## EXERCISE AIM
Where a line holds the word "offset", copy that line from the data below.

Component data from apps and pages
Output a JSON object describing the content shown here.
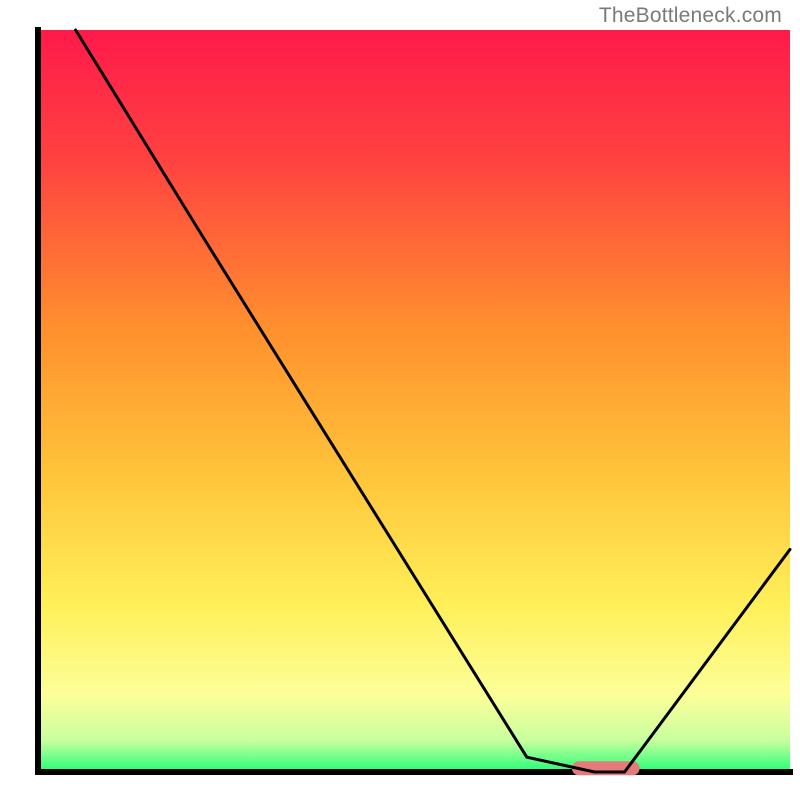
{
  "watermark": "TheBottleneck.com",
  "chart_data": {
    "type": "line",
    "title": "",
    "xlabel": "",
    "ylabel": "",
    "xlim": [
      0,
      100
    ],
    "ylim": [
      0,
      100
    ],
    "grid": false,
    "series": [
      {
        "name": "bottleneck-curve",
        "x": [
          5,
          22,
          65,
          74,
          78,
          100
        ],
        "y": [
          100,
          72,
          2,
          0,
          0,
          30
        ],
        "color": "#000000"
      }
    ],
    "marker": {
      "name": "optimal-range",
      "x_start": 71,
      "x_end": 80,
      "y": 0.5,
      "color": "#e47a7a"
    },
    "background_gradient": {
      "stops": [
        {
          "offset": 0.0,
          "color": "#ff1a4b"
        },
        {
          "offset": 0.18,
          "color": "#ff4340"
        },
        {
          "offset": 0.4,
          "color": "#ff8f2e"
        },
        {
          "offset": 0.6,
          "color": "#ffc43a"
        },
        {
          "offset": 0.78,
          "color": "#fff05a"
        },
        {
          "offset": 0.9,
          "color": "#fcff9a"
        },
        {
          "offset": 0.96,
          "color": "#c8ff9e"
        },
        {
          "offset": 1.0,
          "color": "#2fff7a"
        }
      ]
    },
    "axes_color": "#000000"
  }
}
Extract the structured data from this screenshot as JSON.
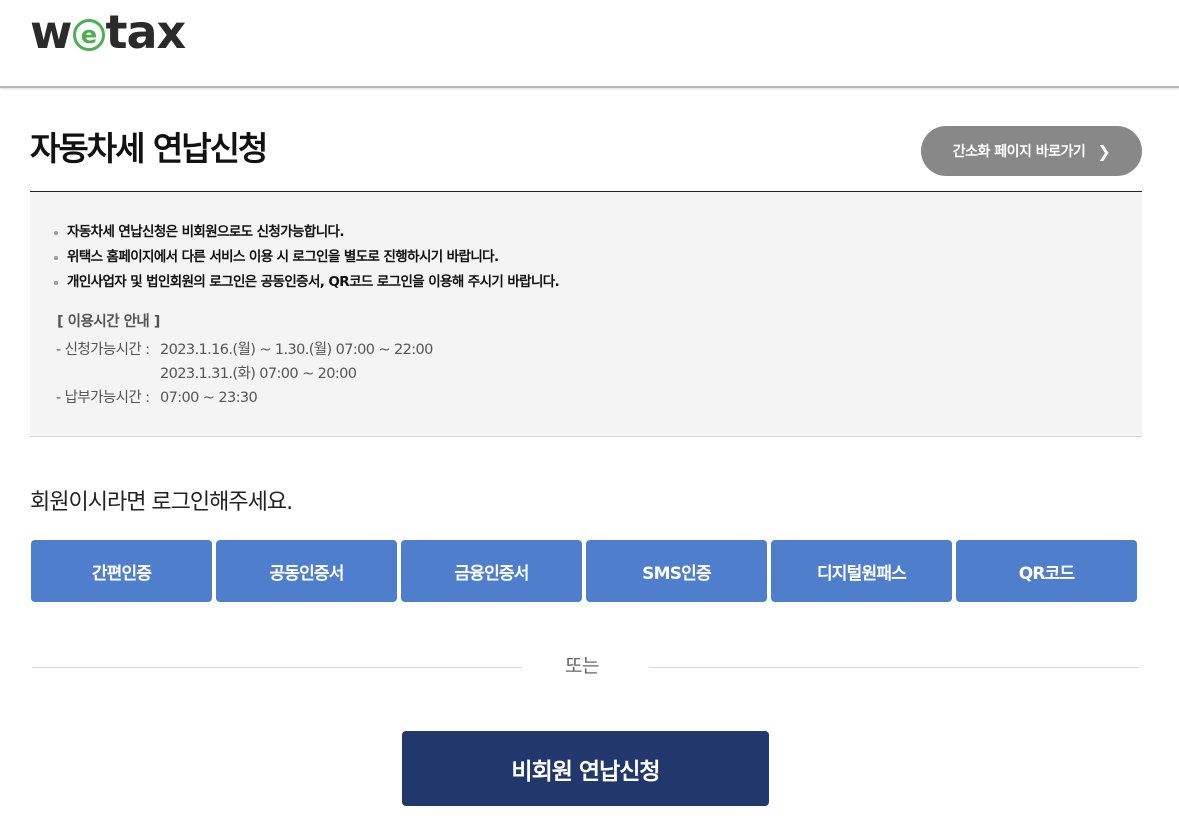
{
  "header": {
    "logo_prefix": "w",
    "logo_e": "e",
    "logo_suffix": "tax",
    "logo_accent": "#4caf50"
  },
  "page": {
    "title": "자동차세 연납신청",
    "simple_page_button": "간소화 페이지 바로가기",
    "simple_page_chevron": "❯"
  },
  "notice": {
    "items": [
      "자동차세 연납신청은 비회원으로도 신청가능합니다.",
      "위택스 홈페이지에서 다른 서비스 이용 시 로그인을 별도로 진행하시기 바랍니다.",
      "개인사업자 및 법인회원의 로그인은 공동인증서, QR코드 로그인을 이용해 주시기 바랍니다."
    ],
    "hours_title": "[ 이용시간 안내 ]",
    "hours": [
      {
        "label": "- 신청가능시간 :",
        "value": "2023.1.16.(월) ~ 1.30.(월) 07:00 ~ 22:00"
      },
      {
        "label": "",
        "value": "2023.1.31.(화) 07:00 ~ 20:00"
      },
      {
        "label": "- 납부가능시간 :",
        "value": "07:00 ~ 23:30"
      }
    ]
  },
  "login": {
    "prompt": "회원이시라면 로그인해주세요.",
    "methods": [
      "간편인증",
      "공동인증서",
      "금융인증서",
      "SMS인증",
      "디지털원패스",
      "QR코드"
    ],
    "button_color": "#4f7fcc"
  },
  "divider": {
    "or_text": "또는"
  },
  "nonmember": {
    "button": "비회원 연납신청",
    "button_color": "#22376b"
  }
}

## ANSWER TO THIS PROBLEM
          "offset": 0.0,
          "offset": 0.18,
          "offset": 0.4,
          "offset": 0.6,
          "offset": 0.78,
          "offset": 0.9,
          "offset": 0.96,
          "offset": 1.0,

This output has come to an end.